The effects of persistent organic pollutants (POPs) on humans and biodiversity are multiple and varied. Nowadays environmentally-friendly pesticides are strongly preferred to POPs. It is noteworthy that the crop protection role of pesticides and other techniques, i.e. biopesticides, plant extracts, prevention methods, organic methods, evaluation of plant resistance to certain pests under an integrated pest management (IPM), could improve the risks and benefits which must be assessed on a sound scientific basis. For this directive it is crucial to bring about a significant reduction in the use of chemical pesticides, not least through the promotion of sustainable alternative solutions such as organic farming and IPM. Biopesticides are derived from natural materials such as animals, plants, bacteria, and certain minerals. Most of them are biodegradable in relatively short periods of time. On this regard, substances from Calceolaria species emerge as a strong alternative to the use of POPs. The American genus Calceolaria species are regarded both as a notorious weeds and popular ornamental garden plants. Some have medicinal applications. Other taxa of Calceolaria are toxic to insects and resistant to microbial attack. These properties are probably associated with the presence of terpenes, iridoids, flavonoids, naphthoquinones and phenylpropanoids previously demonstrated to have interesting biological activities. In this article a comprehensive evaluation of the potential utilization of Calceolaria species as a source of biopesticides is made. The chemical profile of selected members of the Chilean Calceolaria integrifolia sensu lato complex represents a significant addition to previous studies. New secondary metabolites were isolated, identified and tested for their antifeedant, insect growth regulation and insecticidal activities against Spodoptera frugiperda and Drosophila melanogaster. These species serve as a model of insect pests using conventional procedures. Additionally, bactericidal and fungicidal activity were determined. Dunnione mixed with gallic acid was the most active fungistatic and fungicidal combination encountered. Several compounds as isorhamnetin, combined with ferulic and gallic acid quickly reduced cell viability, but cell viability was recovered quickly and did not differ from that of the control. The effect of these mixtures on cultures of Aspergillus niger, Fusarium moniliforme, Fusarium sporotrichum, Rhizoctonia solani, and Trichophyton mentagrophytes, was sublethal. However, when fungistatic isorhamnetin and dunnione were combined with sublethal amounts of both ferulic and gallic acid, respectively, strong fungicidal activity against theses strains was observed. Thus, dunnione combined with gallic acid completely restricted the recovery of cell viability. This apparent synergistic effect was probably due to the blockade of the recovery process from induced-stress.
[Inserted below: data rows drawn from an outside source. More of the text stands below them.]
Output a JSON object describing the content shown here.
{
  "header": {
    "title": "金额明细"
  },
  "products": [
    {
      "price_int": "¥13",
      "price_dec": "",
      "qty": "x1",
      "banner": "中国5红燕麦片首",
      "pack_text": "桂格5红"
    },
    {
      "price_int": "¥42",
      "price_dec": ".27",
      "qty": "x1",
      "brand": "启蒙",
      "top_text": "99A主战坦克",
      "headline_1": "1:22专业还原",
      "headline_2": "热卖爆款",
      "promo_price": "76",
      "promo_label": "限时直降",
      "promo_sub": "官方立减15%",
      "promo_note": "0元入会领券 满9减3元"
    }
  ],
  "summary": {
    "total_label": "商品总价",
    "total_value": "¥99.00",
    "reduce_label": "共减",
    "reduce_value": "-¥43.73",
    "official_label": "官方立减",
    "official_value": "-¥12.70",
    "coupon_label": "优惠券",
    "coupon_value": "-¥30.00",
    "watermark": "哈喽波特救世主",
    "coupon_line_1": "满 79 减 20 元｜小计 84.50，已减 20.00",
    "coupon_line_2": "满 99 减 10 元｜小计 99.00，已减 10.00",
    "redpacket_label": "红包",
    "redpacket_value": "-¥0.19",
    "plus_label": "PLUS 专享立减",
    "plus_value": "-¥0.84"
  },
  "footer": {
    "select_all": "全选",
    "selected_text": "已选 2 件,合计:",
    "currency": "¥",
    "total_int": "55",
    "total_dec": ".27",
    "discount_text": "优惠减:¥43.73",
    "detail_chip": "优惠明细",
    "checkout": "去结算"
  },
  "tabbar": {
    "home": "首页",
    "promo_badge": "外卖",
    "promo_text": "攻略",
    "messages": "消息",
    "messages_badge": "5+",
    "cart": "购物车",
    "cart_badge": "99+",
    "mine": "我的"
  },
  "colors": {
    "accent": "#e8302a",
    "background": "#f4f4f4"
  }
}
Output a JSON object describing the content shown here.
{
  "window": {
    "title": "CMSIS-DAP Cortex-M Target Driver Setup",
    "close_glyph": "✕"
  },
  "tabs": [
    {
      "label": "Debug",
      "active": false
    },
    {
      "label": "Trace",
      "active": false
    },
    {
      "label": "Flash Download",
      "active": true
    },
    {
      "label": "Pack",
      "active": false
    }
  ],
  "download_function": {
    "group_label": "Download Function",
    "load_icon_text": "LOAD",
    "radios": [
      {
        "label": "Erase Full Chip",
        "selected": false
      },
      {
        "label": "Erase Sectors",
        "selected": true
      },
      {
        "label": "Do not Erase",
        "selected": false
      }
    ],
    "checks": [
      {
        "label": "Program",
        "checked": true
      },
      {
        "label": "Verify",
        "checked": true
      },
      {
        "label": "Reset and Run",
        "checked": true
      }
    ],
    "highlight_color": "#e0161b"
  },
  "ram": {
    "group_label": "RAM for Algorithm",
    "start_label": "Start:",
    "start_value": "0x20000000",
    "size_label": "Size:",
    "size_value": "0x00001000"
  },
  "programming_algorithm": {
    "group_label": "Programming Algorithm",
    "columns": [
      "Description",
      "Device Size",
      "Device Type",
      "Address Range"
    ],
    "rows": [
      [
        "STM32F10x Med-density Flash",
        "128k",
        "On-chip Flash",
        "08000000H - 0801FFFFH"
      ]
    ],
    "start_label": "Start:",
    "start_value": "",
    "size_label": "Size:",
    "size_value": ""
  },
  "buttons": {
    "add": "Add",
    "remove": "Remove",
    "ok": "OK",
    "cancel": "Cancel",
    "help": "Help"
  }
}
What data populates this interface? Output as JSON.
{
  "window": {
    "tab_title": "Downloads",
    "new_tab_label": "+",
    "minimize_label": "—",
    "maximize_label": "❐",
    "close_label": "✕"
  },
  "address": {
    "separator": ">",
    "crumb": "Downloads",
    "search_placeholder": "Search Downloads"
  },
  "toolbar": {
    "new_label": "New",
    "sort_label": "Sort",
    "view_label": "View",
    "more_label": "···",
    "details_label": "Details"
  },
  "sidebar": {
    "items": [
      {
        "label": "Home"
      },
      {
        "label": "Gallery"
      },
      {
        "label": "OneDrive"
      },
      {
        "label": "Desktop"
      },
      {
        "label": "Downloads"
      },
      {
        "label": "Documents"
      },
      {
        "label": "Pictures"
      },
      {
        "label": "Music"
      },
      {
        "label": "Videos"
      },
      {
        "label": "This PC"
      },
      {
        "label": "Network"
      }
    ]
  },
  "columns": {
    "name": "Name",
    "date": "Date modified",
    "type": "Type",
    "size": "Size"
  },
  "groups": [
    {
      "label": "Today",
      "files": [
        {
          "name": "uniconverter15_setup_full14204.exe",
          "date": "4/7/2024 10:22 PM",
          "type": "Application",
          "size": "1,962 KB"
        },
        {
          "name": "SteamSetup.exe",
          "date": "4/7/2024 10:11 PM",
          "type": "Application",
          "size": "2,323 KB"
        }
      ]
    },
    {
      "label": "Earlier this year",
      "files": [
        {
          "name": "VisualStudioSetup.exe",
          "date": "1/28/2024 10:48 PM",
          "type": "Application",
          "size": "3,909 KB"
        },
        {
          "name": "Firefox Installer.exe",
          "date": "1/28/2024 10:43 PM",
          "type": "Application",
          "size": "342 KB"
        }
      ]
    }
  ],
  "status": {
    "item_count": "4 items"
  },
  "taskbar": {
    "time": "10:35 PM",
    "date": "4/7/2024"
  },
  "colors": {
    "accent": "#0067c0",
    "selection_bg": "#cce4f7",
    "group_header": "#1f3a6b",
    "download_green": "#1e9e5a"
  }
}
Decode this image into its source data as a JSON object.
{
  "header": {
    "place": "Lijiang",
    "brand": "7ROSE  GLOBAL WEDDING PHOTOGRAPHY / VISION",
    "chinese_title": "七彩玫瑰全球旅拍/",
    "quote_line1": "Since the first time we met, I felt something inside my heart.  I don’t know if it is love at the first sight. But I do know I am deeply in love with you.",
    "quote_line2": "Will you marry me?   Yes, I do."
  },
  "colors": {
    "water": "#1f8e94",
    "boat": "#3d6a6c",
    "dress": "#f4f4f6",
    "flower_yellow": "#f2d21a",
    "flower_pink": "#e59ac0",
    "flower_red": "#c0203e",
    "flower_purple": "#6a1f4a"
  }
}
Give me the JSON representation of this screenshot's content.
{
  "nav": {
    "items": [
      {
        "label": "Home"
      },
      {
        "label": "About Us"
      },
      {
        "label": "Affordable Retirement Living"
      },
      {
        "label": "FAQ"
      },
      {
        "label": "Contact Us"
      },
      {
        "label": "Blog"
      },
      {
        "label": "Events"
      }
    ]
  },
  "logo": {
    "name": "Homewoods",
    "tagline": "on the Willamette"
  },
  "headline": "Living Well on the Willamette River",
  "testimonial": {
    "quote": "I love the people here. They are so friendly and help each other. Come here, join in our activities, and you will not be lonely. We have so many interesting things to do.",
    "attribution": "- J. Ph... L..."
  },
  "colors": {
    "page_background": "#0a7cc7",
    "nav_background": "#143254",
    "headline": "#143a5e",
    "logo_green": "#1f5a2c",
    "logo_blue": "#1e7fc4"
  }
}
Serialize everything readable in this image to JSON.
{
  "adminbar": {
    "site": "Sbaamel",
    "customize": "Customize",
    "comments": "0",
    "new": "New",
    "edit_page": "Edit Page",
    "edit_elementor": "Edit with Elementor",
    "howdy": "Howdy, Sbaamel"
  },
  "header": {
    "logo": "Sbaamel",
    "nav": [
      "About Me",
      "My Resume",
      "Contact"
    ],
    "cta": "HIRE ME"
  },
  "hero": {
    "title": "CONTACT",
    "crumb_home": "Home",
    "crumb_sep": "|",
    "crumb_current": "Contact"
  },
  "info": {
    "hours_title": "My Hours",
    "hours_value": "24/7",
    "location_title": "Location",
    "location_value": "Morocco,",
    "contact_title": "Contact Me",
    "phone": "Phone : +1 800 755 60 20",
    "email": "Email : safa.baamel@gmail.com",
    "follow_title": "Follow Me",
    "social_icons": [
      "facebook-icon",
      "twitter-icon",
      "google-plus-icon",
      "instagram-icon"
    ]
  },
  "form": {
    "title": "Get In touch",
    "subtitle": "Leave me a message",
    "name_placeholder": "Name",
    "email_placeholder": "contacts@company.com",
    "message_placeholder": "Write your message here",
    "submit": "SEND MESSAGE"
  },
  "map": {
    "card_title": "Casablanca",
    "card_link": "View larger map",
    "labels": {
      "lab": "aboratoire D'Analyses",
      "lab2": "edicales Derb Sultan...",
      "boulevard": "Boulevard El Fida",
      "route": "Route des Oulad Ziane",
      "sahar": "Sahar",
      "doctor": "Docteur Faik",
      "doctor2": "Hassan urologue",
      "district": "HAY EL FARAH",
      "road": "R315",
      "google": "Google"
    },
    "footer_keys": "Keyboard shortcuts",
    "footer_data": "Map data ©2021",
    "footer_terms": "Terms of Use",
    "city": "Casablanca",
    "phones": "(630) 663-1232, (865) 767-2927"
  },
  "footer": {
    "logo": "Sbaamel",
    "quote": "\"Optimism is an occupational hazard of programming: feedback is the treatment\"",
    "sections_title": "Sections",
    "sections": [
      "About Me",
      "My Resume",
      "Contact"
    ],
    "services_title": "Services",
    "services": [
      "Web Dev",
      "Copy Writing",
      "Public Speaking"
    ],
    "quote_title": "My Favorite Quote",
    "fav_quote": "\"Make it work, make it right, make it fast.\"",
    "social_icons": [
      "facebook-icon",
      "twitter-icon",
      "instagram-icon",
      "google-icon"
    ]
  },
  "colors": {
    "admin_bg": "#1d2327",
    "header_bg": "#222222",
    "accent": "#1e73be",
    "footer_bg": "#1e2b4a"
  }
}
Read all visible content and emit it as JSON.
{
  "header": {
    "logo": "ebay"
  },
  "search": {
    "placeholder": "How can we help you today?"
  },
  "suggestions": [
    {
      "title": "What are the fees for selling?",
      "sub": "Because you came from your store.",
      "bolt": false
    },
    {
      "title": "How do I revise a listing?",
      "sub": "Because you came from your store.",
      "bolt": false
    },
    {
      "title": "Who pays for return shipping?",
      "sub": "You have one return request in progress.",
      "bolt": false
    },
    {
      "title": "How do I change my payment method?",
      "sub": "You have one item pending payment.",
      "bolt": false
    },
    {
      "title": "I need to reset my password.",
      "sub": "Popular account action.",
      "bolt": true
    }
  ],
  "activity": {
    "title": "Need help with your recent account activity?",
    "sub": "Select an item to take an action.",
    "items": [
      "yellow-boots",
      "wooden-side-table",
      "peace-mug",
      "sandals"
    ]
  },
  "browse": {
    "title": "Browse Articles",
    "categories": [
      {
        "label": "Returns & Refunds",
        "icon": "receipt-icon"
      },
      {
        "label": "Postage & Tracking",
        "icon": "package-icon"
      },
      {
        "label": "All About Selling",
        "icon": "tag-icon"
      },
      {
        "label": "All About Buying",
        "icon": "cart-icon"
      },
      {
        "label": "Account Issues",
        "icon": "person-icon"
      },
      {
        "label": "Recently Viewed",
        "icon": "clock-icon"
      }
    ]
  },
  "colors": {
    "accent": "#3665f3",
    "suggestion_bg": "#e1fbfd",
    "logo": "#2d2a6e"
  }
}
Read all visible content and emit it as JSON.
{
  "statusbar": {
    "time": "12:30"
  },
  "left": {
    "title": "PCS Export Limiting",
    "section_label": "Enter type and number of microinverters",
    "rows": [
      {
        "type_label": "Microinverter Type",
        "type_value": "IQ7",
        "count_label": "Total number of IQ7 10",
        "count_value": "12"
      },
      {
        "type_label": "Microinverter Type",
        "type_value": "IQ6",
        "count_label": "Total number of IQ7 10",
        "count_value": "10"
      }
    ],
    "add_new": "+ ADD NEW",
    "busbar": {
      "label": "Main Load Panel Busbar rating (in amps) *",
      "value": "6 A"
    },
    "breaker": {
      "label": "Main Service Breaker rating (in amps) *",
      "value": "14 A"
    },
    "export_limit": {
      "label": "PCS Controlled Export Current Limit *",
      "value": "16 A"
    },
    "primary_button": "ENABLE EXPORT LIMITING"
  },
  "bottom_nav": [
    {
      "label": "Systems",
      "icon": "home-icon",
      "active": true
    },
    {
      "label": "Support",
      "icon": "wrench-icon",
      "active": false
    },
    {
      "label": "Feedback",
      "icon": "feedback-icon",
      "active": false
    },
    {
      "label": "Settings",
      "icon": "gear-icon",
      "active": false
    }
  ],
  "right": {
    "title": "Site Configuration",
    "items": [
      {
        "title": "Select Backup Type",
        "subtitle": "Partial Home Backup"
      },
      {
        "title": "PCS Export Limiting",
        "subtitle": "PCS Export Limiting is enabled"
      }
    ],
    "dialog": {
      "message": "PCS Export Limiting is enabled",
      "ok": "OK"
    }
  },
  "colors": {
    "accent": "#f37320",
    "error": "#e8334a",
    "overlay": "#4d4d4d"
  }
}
The same series of phenolics (iridoids, flavonoids, naphthoquinones and phenylpropanoids) were also tested against the Gram-negative bacteria Escherichia coli, Enterobacter agglomerans, and Salmonella typhi, and against the Gram-positive bacteria Bacillus subtilis, Sarcinia lutea, and Staphylococcus aureus and their effects compared with those that of kanamycin. Mixtures of isorhamnetin/dunnione/kaempferol/ferulic/gallic acid in various combinations were found to have the most potent bactericidal and fungicidal activity with MFC between 10 and 50 ?g/ml. Quercetin was found to be the most potent fungistatic single compound with an MIC of 15 µg/ml. A time-kill curve study showed that quercetin was fungicidal against fungi assayed at any growth stage. This antifungal activity was slightly enhanced by combination with gallic acid. The primary antifungal action of the mixtures assayed likely comes from their ability to act as nonionic surfactants that disrupt the function of native membrane-associated proteins. Hence, the antifungal activity of isorhamnetin and other O-methyl flavonols appears to be mediated by biophysical processes. Maxim

Céspedes, Carlos L; Salazar, Juan R; Ariza-Castolo, Armando; Yamaguchi, Lydia; Avila, José G; Aqueveque, Pedro; Kubo, Isao; Alarcón, Julio

2014-07-01